On his tenth album, Climate Change, Armando Christian Pérez – better known as Pitbull – name checks himself at the beginning of no fewer than half of the assembled tracks. He is also not shy in telling the listener about his popularity – as on Freedom, where he quotes figures related to the number of followers he has accrued on social media, and how many views his music has accumulated on YouTube.
Boasting is almost expected in the genre to some degree, and such bragging almost makes sense when considering Pérez’s commercial success and ubiquity in the music scene, but it certainly sits at odds with the with the album’s title, Climate Change, which conjures up heady thoughts of socio-political discourse, global economic disparities, and intergenerational equity and responsibilities. It is unclear why Pérez chose such a charged title for the album title, and if he is seeking to enter the debate about global warming, and its implications, he appears to be advocating the ostrich approach to the problem; bring the honeys, and just head down to the club to party – it’s air-conditioned!
Climate Change features an impressive (long) list of guest artists, but their presence often fails to lift the quality of the musical fair on offer. Lead single Messin’ Around features Enrique Iglesies, and is painfully unimaginative. Jennifer Lopez adds very little to Sexy Body, a track which leaves the listener wondering how it took 11 writers and four producers to compete it. Stephen Marley brings a pleasant, laid-back vibe to Options, but even at a mere 4 minutes the song feels overly long. There are a few examples of the guest talent being put to good use as with Kiesza’s vocals on We Are Strong, and Leona Lewis on the anaemic dance track, Only Ones To Know.

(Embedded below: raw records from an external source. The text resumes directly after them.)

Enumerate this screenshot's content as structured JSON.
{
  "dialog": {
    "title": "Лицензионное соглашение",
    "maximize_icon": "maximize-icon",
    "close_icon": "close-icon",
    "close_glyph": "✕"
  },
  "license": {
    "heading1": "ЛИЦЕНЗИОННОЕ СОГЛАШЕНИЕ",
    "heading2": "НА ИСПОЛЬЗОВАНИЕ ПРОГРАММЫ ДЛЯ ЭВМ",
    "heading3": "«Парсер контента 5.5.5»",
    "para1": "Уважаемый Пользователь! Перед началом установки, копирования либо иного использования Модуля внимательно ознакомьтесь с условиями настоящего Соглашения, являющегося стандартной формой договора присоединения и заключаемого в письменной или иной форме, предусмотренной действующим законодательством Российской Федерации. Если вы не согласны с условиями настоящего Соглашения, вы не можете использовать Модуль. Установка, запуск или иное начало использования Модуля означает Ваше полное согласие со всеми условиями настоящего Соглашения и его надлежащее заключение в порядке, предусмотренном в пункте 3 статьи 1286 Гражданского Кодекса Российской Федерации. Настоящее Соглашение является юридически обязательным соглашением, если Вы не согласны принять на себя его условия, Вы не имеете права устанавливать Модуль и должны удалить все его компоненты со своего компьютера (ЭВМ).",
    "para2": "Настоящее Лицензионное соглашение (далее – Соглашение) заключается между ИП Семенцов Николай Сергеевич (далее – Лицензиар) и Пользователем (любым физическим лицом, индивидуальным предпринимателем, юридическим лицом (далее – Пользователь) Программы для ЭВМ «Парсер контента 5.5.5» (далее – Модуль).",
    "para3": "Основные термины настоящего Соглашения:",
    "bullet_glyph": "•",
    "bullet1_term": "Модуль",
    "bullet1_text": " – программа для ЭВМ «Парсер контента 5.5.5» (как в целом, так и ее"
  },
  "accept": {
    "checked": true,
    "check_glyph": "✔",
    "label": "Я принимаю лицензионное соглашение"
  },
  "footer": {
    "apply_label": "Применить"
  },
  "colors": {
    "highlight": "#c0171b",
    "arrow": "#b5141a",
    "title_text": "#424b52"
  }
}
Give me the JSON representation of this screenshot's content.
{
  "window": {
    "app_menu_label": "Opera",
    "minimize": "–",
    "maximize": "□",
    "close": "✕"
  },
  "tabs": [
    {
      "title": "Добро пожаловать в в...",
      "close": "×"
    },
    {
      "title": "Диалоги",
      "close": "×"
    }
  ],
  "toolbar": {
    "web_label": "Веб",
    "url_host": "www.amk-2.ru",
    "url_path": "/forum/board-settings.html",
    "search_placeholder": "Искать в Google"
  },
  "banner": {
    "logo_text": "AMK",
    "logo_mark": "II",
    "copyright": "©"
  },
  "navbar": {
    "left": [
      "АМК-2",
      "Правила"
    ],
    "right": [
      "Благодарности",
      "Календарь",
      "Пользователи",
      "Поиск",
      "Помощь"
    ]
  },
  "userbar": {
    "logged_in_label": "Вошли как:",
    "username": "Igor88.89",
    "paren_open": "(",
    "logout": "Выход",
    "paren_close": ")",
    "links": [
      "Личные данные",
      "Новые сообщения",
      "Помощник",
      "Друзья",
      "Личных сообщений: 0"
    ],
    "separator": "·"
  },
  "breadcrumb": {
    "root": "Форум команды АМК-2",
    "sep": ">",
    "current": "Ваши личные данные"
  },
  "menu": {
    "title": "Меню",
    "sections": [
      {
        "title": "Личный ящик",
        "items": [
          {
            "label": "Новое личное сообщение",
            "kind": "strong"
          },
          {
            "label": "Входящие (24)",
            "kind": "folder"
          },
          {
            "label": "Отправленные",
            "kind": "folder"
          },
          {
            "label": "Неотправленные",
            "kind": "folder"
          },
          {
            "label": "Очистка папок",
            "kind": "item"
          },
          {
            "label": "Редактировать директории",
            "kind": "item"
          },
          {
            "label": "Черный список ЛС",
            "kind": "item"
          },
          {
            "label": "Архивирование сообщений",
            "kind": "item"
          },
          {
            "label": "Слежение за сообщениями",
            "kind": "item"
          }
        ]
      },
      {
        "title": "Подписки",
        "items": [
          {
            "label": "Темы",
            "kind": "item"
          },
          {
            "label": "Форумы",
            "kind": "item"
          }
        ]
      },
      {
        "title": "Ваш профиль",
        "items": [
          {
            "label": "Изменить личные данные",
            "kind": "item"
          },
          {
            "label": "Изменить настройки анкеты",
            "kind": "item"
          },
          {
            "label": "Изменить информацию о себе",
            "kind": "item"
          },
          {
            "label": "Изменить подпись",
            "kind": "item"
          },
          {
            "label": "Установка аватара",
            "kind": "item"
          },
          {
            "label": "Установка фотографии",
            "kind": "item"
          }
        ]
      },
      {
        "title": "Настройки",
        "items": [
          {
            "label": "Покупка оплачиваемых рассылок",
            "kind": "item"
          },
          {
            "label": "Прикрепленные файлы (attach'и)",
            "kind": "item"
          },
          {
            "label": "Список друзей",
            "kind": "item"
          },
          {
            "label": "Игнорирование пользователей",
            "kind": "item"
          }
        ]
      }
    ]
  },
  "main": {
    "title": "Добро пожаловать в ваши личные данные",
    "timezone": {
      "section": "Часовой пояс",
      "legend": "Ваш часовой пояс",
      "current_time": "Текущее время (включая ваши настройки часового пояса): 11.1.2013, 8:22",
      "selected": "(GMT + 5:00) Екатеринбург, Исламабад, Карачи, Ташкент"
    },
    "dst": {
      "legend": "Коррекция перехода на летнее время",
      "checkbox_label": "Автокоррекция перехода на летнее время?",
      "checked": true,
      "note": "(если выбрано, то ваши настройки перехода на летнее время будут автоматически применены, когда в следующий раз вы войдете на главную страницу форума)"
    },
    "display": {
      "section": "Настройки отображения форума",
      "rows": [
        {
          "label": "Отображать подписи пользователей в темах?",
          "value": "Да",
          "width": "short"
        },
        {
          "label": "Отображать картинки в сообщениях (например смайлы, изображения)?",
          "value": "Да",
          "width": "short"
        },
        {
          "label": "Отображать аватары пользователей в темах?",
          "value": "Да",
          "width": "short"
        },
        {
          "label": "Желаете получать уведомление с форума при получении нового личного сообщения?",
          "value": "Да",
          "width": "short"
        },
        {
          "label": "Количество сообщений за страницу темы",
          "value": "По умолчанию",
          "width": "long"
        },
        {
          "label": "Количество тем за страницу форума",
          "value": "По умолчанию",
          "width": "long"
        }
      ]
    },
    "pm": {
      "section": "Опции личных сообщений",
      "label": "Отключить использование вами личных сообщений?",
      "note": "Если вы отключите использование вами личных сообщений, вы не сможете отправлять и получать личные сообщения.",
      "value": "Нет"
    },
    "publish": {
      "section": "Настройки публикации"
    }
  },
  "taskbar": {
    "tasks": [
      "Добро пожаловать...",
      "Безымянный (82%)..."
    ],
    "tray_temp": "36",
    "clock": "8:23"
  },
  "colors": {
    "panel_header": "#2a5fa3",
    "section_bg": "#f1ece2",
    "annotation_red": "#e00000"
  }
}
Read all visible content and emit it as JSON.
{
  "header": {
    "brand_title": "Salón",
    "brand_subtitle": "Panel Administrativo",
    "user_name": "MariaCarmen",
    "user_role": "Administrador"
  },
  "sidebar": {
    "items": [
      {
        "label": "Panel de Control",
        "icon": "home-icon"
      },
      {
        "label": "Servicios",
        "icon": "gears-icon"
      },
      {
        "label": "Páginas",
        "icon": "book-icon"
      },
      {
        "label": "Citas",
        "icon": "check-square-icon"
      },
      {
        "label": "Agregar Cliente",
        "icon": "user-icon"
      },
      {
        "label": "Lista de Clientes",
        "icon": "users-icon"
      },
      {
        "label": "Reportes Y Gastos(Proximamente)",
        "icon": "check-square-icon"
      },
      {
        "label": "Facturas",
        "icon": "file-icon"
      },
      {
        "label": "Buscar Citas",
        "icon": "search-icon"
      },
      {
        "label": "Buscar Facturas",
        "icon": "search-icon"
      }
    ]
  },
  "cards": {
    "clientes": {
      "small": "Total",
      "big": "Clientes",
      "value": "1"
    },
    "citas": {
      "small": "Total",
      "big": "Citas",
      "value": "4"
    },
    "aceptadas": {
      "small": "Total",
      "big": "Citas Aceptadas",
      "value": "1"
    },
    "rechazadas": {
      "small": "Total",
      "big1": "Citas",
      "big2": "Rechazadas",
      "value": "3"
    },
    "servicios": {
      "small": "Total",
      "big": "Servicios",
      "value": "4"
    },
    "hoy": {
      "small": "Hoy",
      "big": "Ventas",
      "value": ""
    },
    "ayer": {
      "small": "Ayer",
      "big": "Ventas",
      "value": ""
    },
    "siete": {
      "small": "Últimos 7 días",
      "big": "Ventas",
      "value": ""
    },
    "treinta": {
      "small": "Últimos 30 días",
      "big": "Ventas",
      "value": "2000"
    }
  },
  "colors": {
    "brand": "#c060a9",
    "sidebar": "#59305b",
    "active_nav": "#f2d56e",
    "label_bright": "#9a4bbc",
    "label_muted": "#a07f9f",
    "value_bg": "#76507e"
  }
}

Bad Man is the album’s most interesting track, a fact no doubt related to it featuring the most interesting and unexpected collaboration. Robin Thicke makes an unexceptional appearance, but Aerosmith’s Joe Perry, and Blink-182’s Travis Barker infuse the track with a raucous energy. Bad Man doesn’t quite stick the landing, but it definitely had potential. It takes 45 minutes to listen to Climate Change’s 12 tracks, but a hell of a lot longer to discern any point or purpose to the album.